This post is written by Joe Festa, Manuscript Reference Librarian
Unlike today’s art market, American artists of the early 19th century had few galleries to represent them. While many art dealers were setting up shop in Manhattan’s wealthier areas, their focus was on representing elite European artists and serving the privileged social classes. As such, early American artists maintained a living through self-promotion and their personal networks.
All of this changed drastically during the middle of the century, when New Yorkers saw the construction of 15 West Tenth Street in 1857, which was later renumbered as 51, but is most commonly known as the Tenth Street Studio Building.
The first of its kind in the City, the Tenth Street Studio Building was conceptualized by architect Richard Morris Hunt and built by James Boorman Johnston. It provided artists with large, clean work areas and plenty of natural light, a vast improvement over the poorly-lit and disorganized spaces artists had grown accustomed to.
What made the Studio Building unique was the deliberate inclusion of a central exhibition room two stories high; surrounding the exhibition area were artist studios that were each interconnected by doorways. The Studio Building’s exhibition space provided artists with the opportunity to show their work and, more importantly, schedule regular artist receptions where visitors could find entertainment and view art. These lavish receptions impacted an artist’s social network greatly and added to the Studio Building’s desirability, which ultimately helped define Greenwich Village as the foremost bohemian locale.
As styles and tastes changed, the Tenth Street Studio Building began to attract more modern artists, and the building remained a vital artistic center in New York City until its demolition in the 1950s, nearly a full century after it was built. A number of important artists would come to share space here, either concurrently or in succession; they included Albert Beirstadt, John LaFarge, and Alexander Calder to name but a few.
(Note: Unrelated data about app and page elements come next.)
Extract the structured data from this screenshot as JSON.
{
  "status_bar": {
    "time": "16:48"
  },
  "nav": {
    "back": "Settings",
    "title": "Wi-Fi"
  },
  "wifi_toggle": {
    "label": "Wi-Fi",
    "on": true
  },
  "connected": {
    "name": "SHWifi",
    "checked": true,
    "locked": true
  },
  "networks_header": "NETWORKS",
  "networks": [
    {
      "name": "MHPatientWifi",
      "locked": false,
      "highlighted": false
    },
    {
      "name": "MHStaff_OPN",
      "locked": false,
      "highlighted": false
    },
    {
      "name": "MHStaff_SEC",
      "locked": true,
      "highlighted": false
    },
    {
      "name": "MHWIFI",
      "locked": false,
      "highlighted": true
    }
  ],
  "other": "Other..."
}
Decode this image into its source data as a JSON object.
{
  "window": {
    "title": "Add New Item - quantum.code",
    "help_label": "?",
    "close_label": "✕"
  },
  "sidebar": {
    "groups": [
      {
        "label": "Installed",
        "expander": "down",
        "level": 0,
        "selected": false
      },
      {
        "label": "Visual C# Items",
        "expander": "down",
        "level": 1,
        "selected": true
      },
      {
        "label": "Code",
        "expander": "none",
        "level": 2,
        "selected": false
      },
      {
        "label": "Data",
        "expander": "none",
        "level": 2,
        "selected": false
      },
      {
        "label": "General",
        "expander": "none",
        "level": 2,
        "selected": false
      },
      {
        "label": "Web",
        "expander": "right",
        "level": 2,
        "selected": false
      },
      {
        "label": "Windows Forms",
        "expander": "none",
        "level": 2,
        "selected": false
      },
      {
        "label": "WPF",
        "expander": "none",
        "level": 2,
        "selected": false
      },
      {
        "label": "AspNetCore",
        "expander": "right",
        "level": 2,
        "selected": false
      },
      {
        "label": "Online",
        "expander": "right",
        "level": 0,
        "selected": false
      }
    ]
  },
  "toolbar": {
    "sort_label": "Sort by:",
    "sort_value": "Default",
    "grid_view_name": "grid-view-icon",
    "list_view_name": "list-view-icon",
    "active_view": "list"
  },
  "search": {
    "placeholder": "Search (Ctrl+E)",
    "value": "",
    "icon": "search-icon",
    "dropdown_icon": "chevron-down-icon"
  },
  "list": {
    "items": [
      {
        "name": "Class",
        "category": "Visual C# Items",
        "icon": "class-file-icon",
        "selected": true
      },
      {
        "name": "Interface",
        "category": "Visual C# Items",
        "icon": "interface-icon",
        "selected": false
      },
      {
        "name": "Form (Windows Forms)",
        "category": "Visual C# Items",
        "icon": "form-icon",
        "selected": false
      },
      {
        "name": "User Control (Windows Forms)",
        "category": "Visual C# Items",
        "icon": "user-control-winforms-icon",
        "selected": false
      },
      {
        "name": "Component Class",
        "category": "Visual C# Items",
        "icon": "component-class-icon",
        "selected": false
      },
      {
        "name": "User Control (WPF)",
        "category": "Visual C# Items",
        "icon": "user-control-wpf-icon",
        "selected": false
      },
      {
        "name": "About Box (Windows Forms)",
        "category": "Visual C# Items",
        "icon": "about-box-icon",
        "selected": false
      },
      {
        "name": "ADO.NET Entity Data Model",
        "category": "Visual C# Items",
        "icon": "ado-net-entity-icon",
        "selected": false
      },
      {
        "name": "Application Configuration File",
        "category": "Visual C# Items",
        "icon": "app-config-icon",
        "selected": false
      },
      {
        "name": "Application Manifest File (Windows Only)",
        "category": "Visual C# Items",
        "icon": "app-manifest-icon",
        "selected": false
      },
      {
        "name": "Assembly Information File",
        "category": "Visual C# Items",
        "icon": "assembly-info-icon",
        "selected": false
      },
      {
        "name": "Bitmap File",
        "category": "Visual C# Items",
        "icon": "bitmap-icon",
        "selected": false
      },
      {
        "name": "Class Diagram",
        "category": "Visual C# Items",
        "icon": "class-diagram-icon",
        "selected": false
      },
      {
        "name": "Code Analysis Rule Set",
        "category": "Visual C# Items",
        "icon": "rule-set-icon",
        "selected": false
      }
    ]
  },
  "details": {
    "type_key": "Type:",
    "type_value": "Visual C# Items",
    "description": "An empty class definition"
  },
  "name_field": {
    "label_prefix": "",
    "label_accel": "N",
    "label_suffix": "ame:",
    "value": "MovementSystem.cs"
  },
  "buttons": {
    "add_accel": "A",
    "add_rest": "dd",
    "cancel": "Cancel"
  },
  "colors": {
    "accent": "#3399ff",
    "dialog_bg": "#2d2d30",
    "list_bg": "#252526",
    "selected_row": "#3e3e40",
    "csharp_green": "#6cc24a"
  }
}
Today, Manhattan’s creative hubs mirror current real estate trends, and as such, these areas are in rapid flux. Nonetheless, one is able to draw many parallels between the groundbreaking Tenth Street Studio Building and the receptions held there with the way current artists work in shared loft spaces and the open studio events and gallery walks that art admirers continue to enjoy today.